▶ **Task directions**:
An exact copy of every entry is the required answer.

Stored records:
◆ ◆ ◆ ◆ ◆ ◆ ◆

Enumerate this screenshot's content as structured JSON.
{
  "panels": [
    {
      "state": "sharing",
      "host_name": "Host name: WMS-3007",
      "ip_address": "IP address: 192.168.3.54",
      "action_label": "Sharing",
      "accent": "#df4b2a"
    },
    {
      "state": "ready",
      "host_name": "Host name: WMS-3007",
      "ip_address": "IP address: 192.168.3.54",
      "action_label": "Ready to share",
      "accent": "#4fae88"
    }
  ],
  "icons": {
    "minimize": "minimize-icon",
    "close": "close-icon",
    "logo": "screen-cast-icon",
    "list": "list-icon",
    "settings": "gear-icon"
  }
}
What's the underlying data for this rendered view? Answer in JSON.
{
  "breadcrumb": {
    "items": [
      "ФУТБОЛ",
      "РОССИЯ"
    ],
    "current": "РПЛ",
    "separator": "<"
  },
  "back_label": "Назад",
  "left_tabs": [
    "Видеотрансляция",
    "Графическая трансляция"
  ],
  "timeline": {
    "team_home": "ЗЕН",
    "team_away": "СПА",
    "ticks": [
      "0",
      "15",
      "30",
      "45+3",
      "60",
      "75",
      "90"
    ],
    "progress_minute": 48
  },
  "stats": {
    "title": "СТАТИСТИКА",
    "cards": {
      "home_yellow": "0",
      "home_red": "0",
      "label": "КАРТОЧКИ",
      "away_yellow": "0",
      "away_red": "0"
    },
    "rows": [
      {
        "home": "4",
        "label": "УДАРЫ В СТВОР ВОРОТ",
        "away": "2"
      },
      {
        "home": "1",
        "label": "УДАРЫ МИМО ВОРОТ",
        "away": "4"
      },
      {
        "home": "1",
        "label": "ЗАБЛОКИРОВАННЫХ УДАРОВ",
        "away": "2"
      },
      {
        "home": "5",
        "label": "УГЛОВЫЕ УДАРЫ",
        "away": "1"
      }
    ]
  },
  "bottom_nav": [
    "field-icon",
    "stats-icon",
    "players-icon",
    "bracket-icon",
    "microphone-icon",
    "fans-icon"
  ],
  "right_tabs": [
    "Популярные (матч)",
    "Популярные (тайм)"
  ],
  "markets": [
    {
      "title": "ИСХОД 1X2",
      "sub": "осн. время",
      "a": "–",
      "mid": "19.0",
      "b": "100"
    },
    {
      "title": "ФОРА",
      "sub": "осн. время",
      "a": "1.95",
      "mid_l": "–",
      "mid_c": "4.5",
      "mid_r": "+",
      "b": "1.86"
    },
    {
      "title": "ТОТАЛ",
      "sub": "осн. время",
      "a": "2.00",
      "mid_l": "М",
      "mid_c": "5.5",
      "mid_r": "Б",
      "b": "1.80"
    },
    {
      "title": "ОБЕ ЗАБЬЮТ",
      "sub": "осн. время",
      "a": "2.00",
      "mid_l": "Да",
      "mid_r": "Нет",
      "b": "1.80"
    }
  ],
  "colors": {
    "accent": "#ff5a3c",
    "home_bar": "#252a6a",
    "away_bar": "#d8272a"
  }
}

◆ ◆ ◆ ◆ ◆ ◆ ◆

▶ **Output**:
Enumerate this screenshot's content as structured JSON.
{
  "panels": [
    {
      "state": "sharing",
      "host_name": "Host name: WMS-3007",
      "ip_address": "IP address: 192.168.3.54",
      "action_label": "Sharing",
      "accent": "#df4b2a"
    },
    {
      "state": "ready",
      "host_name": "Host name: WMS-3007",
      "ip_address": "IP address: 192.168.3.54",
      "action_label": "Ready to share",
      "accent": "#4fae88"
    }
  ],
  "icons": {
    "minimize": "minimize-icon",
    "close": "close-icon",
    "logo": "screen-cast-icon",
    "list": "list-icon",
    "settings": "gear-icon"
  }
}
What's the underlying data for this rendered view? Answer in JSON.
{
  "breadcrumb": {
    "items": [
      "ФУТБОЛ",
      "РОССИЯ"
    ],
    "current": "РПЛ",
    "separator": "<"
  },
  "back_label": "Назад",
  "left_tabs": [
    "Видеотрансляция",
    "Графическая трансляция"
  ],
  "timeline": {
    "team_home": "ЗЕН",
    "team_away": "СПА",
    "ticks": [
      "0",
      "15",
      "30",
      "45+3",
      "60",
      "75",
      "90"
    ],
    "progress_minute": 48
  },
  "stats": {
    "title": "СТАТИСТИКА",
    "cards": {
      "home_yellow": "0",
      "home_red": "0",
      "label": "КАРТОЧКИ",
      "away_yellow": "0",
      "away_red": "0"
    },
    "rows": [
      {
        "home": "4",
        "label": "УДАРЫ В СТВОР ВОРОТ",
        "away": "2"
      },
      {
        "home": "1",
        "label": "УДАРЫ МИМО ВОРОТ",
        "away": "4"
      },
      {
        "home": "1",
        "label": "ЗАБЛОКИРОВАННЫХ УДАРОВ",
        "away": "2"
      },
      {
        "home": "5",
        "label": "УГЛОВЫЕ УДАРЫ",
        "away": "1"
      }
    ]
  },
  "bottom_nav": [
    "field-icon",
    "stats-icon",
    "players-icon",
    "bracket-icon",
    "microphone-icon",
    "fans-icon"
  ],
  "right_tabs": [
    "Популярные (матч)",
    "Популярные (тайм)"
  ],
  "markets": [
    {
      "title": "ИСХОД 1X2",
      "sub": "осн. время",
      "a": "–",
      "mid": "19.0",
      "b": "100"
    },
    {
      "title": "ФОРА",
      "sub": "осн. время",
      "a": "1.95",
      "mid_l": "–",
      "mid_c": "4.5",
      "mid_r": "+",
      "b": "1.86"
    },
    {
      "title": "ТОТАЛ",
      "sub": "осн. время",
      "a": "2.00",
      "mid_l": "М",
      "mid_c": "5.5",
      "mid_r": "Б",
      "b": "1.80"
    },
    {
      "title": "ОБЕ ЗАБЬЮТ",
      "sub": "осн. время",
      "a": "2.00",
      "mid_l": "Да",
      "mid_r": "Нет",
      "b": "1.80"
    }
  ],
  "colors": {
    "accent": "#ff5a3c",
    "home_bar": "#252a6a",
    "away_bar": "#d8272a"
  }
}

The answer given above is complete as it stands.